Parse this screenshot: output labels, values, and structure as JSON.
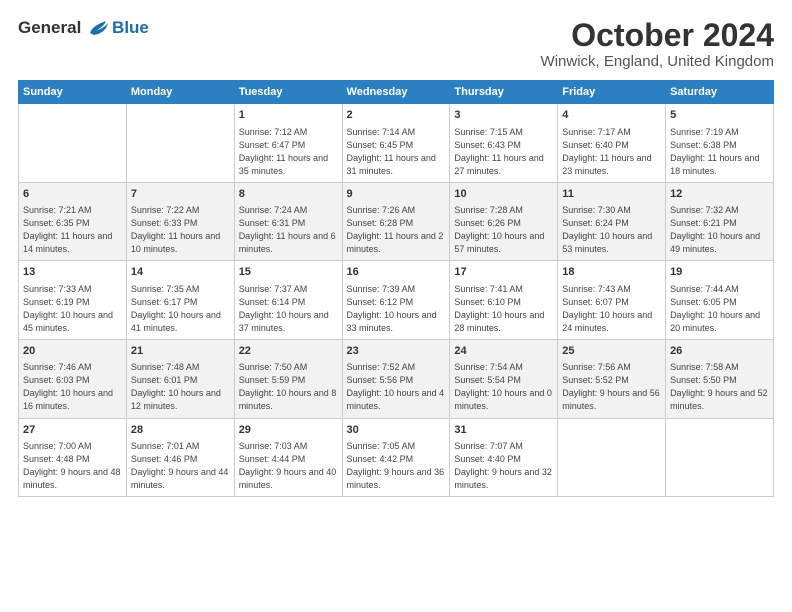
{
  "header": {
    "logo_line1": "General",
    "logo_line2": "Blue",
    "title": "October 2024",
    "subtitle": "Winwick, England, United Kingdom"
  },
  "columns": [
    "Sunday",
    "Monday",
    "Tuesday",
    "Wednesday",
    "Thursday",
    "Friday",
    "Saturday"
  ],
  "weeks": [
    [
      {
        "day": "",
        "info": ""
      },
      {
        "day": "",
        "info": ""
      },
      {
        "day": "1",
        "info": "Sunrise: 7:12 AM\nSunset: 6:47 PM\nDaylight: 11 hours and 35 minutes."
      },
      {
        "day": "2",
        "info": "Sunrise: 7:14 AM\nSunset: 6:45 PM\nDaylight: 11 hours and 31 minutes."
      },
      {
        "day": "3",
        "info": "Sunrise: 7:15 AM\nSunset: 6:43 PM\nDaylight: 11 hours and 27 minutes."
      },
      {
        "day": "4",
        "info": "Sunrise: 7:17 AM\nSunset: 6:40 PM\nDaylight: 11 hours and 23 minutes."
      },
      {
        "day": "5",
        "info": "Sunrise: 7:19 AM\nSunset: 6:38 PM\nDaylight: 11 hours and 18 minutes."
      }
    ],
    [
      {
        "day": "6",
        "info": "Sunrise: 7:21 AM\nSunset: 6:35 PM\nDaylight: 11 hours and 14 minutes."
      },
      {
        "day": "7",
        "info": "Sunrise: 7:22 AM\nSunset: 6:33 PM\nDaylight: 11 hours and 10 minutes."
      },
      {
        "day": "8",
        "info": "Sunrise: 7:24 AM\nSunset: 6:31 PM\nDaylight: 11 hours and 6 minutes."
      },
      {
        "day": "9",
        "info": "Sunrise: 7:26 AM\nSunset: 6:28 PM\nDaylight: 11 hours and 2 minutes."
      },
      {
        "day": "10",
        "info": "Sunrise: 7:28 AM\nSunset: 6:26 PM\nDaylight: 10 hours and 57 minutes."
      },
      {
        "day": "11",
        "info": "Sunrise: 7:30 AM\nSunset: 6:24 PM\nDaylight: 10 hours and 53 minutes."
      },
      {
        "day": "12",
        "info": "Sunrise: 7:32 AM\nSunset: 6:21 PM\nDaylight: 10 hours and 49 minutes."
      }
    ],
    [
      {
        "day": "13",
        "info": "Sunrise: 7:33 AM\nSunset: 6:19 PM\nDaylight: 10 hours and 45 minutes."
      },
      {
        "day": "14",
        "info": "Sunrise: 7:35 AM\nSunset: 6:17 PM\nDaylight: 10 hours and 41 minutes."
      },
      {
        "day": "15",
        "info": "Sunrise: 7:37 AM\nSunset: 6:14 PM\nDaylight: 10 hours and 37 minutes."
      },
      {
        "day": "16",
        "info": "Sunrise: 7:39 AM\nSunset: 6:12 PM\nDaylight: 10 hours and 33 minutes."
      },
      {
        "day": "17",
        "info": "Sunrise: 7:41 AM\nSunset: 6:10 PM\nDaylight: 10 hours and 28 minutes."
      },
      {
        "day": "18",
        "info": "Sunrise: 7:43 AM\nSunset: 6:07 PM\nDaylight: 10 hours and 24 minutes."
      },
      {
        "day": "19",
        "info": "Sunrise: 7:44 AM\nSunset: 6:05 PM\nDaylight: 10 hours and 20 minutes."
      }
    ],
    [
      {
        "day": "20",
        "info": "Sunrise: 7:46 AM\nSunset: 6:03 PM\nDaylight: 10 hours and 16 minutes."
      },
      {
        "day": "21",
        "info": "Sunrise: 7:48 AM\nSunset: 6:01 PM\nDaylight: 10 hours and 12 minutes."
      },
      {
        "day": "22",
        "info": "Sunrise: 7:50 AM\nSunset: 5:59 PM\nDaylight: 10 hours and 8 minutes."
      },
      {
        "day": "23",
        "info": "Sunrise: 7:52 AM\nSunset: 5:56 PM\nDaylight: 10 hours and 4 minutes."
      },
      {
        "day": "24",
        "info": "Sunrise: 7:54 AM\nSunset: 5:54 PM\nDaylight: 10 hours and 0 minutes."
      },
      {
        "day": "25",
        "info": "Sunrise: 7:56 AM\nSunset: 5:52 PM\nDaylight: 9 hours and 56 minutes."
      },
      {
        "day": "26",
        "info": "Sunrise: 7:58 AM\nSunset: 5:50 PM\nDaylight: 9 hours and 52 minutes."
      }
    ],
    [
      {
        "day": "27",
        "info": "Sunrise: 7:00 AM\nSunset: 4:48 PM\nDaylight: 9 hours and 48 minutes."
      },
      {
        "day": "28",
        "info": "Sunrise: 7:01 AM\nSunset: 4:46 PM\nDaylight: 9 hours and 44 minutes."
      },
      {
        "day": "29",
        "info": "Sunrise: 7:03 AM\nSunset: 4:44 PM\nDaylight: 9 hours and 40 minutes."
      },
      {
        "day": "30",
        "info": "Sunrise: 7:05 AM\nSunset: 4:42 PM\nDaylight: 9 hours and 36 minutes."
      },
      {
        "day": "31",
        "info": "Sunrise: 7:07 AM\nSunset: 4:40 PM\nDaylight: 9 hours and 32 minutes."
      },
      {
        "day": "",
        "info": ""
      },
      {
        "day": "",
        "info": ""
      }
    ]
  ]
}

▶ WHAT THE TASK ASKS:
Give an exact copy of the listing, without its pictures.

▶ SOLUTION TO THE PROBLEM:
Parse this screenshot: output labels, values, and structure as JSON.
{
  "header": {
    "logo_line1": "General",
    "logo_line2": "Blue",
    "title": "October 2024",
    "subtitle": "Winwick, England, United Kingdom"
  },
  "columns": [
    "Sunday",
    "Monday",
    "Tuesday",
    "Wednesday",
    "Thursday",
    "Friday",
    "Saturday"
  ],
  "weeks": [
    [
      {
        "day": "",
        "info": ""
      },
      {
        "day": "",
        "info": ""
      },
      {
        "day": "1",
        "info": "Sunrise: 7:12 AM\nSunset: 6:47 PM\nDaylight: 11 hours and 35 minutes."
      },
      {
        "day": "2",
        "info": "Sunrise: 7:14 AM\nSunset: 6:45 PM\nDaylight: 11 hours and 31 minutes."
      },
      {
        "day": "3",
        "info": "Sunrise: 7:15 AM\nSunset: 6:43 PM\nDaylight: 11 hours and 27 minutes."
      },
      {
        "day": "4",
        "info": "Sunrise: 7:17 AM\nSunset: 6:40 PM\nDaylight: 11 hours and 23 minutes."
      },
      {
        "day": "5",
        "info": "Sunrise: 7:19 AM\nSunset: 6:38 PM\nDaylight: 11 hours and 18 minutes."
      }
    ],
    [
      {
        "day": "6",
        "info": "Sunrise: 7:21 AM\nSunset: 6:35 PM\nDaylight: 11 hours and 14 minutes."
      },
      {
        "day": "7",
        "info": "Sunrise: 7:22 AM\nSunset: 6:33 PM\nDaylight: 11 hours and 10 minutes."
      },
      {
        "day": "8",
        "info": "Sunrise: 7:24 AM\nSunset: 6:31 PM\nDaylight: 11 hours and 6 minutes."
      },
      {
        "day": "9",
        "info": "Sunrise: 7:26 AM\nSunset: 6:28 PM\nDaylight: 11 hours and 2 minutes."
      },
      {
        "day": "10",
        "info": "Sunrise: 7:28 AM\nSunset: 6:26 PM\nDaylight: 10 hours and 57 minutes."
      },
      {
        "day": "11",
        "info": "Sunrise: 7:30 AM\nSunset: 6:24 PM\nDaylight: 10 hours and 53 minutes."
      },
      {
        "day": "12",
        "info": "Sunrise: 7:32 AM\nSunset: 6:21 PM\nDaylight: 10 hours and 49 minutes."
      }
    ],
    [
      {
        "day": "13",
        "info": "Sunrise: 7:33 AM\nSunset: 6:19 PM\nDaylight: 10 hours and 45 minutes."
      },
      {
        "day": "14",
        "info": "Sunrise: 7:35 AM\nSunset: 6:17 PM\nDaylight: 10 hours and 41 minutes."
      },
      {
        "day": "15",
        "info": "Sunrise: 7:37 AM\nSunset: 6:14 PM\nDaylight: 10 hours and 37 minutes."
      },
      {
        "day": "16",
        "info": "Sunrise: 7:39 AM\nSunset: 6:12 PM\nDaylight: 10 hours and 33 minutes."
      },
      {
        "day": "17",
        "info": "Sunrise: 7:41 AM\nSunset: 6:10 PM\nDaylight: 10 hours and 28 minutes."
      },
      {
        "day": "18",
        "info": "Sunrise: 7:43 AM\nSunset: 6:07 PM\nDaylight: 10 hours and 24 minutes."
      },
      {
        "day": "19",
        "info": "Sunrise: 7:44 AM\nSunset: 6:05 PM\nDaylight: 10 hours and 20 minutes."
      }
    ],
    [
      {
        "day": "20",
        "info": "Sunrise: 7:46 AM\nSunset: 6:03 PM\nDaylight: 10 hours and 16 minutes."
      },
      {
        "day": "21",
        "info": "Sunrise: 7:48 AM\nSunset: 6:01 PM\nDaylight: 10 hours and 12 minutes."
      },
      {
        "day": "22",
        "info": "Sunrise: 7:50 AM\nSunset: 5:59 PM\nDaylight: 10 hours and 8 minutes."
      },
      {
        "day": "23",
        "info": "Sunrise: 7:52 AM\nSunset: 5:56 PM\nDaylight: 10 hours and 4 minutes."
      },
      {
        "day": "24",
        "info": "Sunrise: 7:54 AM\nSunset: 5:54 PM\nDaylight: 10 hours and 0 minutes."
      },
      {
        "day": "25",
        "info": "Sunrise: 7:56 AM\nSunset: 5:52 PM\nDaylight: 9 hours and 56 minutes."
      },
      {
        "day": "26",
        "info": "Sunrise: 7:58 AM\nSunset: 5:50 PM\nDaylight: 9 hours and 52 minutes."
      }
    ],
    [
      {
        "day": "27",
        "info": "Sunrise: 7:00 AM\nSunset: 4:48 PM\nDaylight: 9 hours and 48 minutes."
      },
      {
        "day": "28",
        "info": "Sunrise: 7:01 AM\nSunset: 4:46 PM\nDaylight: 9 hours and 44 minutes."
      },
      {
        "day": "29",
        "info": "Sunrise: 7:03 AM\nSunset: 4:44 PM\nDaylight: 9 hours and 40 minutes."
      },
      {
        "day": "30",
        "info": "Sunrise: 7:05 AM\nSunset: 4:42 PM\nDaylight: 9 hours and 36 minutes."
      },
      {
        "day": "31",
        "info": "Sunrise: 7:07 AM\nSunset: 4:40 PM\nDaylight: 9 hours and 32 minutes."
      },
      {
        "day": "",
        "info": ""
      },
      {
        "day": "",
        "info": ""
      }
    ]
  ]
}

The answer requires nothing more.